More than two hundred jobs will be lost in the next two months in a major shake-up of the BBC's technology arm, said Greg Dyke Thursday.
Director-general Dyke broke news of the cuts to staff at a meeting where he announced plans to form a new commercial venture, BBC Technology, from the company's technology wing.
Pending approval from culture secretary Chris Smith, BBC Technology will be launched in October. It will function as a wholly owned BBC subsidiary, but at arm's length from the corporation. The creation of BBC Technology is hoped to raise £150m over the next six years.
"The aim was to find more money to put into programmes and services. These changes will contribute to that objective by generating more commercial revenue, increasing efficiency and reducing the money spent on overheads," Dyke told Metro.
In a separate development BBC Online picked up two awards at the NetMedia award ceremony in London Thursday evening. Its coverage of the Paddington rail crash was deemed best news story broken on the Net and it also won best overall journalism service.
The BBC has come in for criticism for its digital offerings, with commercial broadcasters questioning what role a public broadcaster would play in the digital age.

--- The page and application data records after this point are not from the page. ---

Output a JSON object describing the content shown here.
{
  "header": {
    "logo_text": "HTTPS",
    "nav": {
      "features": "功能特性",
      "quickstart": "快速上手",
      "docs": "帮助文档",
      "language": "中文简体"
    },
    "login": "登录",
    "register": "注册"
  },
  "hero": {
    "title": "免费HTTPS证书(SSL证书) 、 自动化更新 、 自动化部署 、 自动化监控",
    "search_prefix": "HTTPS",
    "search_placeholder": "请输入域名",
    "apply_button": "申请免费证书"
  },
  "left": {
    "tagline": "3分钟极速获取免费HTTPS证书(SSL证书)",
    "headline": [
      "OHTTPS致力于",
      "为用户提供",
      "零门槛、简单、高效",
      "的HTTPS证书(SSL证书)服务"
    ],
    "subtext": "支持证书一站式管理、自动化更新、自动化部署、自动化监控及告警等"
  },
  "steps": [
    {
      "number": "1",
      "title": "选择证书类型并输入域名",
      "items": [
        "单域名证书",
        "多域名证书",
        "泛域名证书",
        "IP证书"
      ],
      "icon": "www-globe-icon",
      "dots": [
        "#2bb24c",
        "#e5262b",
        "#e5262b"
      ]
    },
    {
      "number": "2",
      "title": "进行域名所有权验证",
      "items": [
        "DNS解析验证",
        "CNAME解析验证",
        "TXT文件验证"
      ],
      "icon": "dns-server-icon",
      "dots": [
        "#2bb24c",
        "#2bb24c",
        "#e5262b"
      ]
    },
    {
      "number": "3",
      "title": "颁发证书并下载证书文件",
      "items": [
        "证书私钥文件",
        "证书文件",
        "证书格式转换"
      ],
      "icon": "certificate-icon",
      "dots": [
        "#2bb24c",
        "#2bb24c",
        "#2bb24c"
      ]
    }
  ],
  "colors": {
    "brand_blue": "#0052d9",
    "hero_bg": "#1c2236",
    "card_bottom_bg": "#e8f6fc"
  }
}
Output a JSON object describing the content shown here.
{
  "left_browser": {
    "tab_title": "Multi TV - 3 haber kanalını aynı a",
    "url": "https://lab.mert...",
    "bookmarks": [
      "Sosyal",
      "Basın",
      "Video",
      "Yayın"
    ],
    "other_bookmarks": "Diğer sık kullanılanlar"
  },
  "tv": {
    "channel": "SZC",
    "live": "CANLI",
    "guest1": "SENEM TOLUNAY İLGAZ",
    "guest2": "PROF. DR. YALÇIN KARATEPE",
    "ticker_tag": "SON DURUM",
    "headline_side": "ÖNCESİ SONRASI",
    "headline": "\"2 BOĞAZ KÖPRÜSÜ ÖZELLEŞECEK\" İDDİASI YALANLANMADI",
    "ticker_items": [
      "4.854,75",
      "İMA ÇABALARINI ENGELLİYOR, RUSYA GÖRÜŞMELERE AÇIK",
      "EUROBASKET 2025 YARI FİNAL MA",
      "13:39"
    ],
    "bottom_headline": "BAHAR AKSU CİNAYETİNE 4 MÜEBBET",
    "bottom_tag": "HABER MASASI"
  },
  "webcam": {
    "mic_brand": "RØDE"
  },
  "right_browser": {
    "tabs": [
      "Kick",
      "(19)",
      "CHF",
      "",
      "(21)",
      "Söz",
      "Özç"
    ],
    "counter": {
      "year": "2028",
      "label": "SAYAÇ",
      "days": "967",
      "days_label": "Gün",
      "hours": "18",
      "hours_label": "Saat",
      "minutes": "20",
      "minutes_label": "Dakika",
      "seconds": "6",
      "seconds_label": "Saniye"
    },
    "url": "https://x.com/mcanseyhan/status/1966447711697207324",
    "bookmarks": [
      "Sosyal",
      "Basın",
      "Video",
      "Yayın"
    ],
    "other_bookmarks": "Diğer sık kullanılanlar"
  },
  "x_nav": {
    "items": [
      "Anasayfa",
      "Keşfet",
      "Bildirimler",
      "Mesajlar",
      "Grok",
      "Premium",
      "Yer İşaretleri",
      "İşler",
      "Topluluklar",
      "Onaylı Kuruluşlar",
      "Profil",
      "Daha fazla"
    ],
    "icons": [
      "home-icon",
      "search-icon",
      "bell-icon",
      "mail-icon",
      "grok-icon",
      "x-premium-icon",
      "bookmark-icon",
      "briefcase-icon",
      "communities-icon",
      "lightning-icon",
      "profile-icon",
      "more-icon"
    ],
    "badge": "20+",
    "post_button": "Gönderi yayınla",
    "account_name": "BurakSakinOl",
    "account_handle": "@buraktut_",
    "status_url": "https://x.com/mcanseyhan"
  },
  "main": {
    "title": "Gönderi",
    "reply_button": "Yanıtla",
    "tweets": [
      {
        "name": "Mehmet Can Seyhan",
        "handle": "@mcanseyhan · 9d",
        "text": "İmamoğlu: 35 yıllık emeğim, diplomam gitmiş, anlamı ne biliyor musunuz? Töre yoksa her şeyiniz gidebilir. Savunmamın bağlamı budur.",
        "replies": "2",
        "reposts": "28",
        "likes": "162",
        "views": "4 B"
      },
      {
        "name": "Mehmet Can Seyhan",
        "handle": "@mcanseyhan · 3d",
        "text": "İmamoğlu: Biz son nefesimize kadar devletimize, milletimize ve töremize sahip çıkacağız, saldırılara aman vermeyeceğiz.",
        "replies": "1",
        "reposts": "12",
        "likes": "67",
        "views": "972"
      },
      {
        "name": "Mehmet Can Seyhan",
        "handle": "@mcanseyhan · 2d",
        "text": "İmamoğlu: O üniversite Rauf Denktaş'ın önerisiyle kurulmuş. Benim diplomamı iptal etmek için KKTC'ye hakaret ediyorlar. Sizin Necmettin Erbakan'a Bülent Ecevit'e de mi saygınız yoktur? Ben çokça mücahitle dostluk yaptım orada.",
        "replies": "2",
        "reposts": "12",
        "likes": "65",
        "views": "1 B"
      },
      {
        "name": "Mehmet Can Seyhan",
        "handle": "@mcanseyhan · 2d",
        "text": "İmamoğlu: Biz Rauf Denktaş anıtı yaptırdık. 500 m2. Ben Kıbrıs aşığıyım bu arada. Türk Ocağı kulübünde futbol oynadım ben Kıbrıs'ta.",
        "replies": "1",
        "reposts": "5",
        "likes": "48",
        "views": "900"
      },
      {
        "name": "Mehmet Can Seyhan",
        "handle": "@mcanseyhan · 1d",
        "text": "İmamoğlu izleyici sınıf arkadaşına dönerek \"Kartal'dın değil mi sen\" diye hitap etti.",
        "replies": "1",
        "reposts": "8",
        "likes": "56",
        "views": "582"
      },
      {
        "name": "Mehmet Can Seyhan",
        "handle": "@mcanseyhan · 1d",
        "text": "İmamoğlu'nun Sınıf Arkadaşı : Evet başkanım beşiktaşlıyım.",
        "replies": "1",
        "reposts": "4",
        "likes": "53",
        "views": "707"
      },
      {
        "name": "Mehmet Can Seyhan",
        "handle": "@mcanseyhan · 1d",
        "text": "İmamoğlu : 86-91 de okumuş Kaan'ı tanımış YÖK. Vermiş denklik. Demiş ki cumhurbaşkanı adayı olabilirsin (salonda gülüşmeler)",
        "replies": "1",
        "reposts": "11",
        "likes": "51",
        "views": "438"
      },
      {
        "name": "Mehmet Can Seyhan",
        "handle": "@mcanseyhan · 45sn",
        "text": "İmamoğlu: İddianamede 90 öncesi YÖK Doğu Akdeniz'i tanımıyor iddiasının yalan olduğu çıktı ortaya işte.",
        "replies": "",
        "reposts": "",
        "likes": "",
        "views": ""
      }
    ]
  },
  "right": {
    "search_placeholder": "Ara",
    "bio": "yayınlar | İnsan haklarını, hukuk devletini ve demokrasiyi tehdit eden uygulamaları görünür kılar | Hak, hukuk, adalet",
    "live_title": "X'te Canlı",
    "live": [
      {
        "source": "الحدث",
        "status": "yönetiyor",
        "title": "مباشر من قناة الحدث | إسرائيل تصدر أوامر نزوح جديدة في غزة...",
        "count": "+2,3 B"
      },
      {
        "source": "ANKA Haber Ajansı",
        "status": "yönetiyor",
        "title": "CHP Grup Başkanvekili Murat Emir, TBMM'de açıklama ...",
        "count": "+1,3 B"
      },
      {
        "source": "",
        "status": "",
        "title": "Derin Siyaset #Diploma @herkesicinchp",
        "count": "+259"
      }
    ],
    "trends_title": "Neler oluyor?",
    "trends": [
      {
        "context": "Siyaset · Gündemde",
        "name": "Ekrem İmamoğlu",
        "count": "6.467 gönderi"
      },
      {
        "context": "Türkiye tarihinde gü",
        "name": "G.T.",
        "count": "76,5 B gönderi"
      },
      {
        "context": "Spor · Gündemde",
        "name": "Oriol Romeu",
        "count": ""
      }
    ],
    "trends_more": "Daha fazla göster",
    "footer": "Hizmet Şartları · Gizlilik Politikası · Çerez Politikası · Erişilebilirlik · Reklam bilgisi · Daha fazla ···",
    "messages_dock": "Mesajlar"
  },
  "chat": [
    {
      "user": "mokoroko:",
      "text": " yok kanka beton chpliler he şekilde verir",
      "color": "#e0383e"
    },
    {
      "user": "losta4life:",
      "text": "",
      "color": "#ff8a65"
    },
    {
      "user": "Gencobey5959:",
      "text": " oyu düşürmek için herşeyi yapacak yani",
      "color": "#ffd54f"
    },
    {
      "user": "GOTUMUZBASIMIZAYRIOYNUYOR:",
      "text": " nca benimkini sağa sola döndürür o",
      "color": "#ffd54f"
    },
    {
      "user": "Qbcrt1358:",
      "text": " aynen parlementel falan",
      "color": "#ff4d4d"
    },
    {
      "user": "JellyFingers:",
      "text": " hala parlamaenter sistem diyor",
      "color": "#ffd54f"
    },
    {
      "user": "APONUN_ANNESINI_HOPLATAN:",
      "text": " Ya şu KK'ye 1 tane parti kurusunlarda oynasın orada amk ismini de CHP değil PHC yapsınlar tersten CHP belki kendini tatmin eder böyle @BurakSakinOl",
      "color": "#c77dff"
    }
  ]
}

The BBC has also been accused of using licence fees to fund its Internet offerings.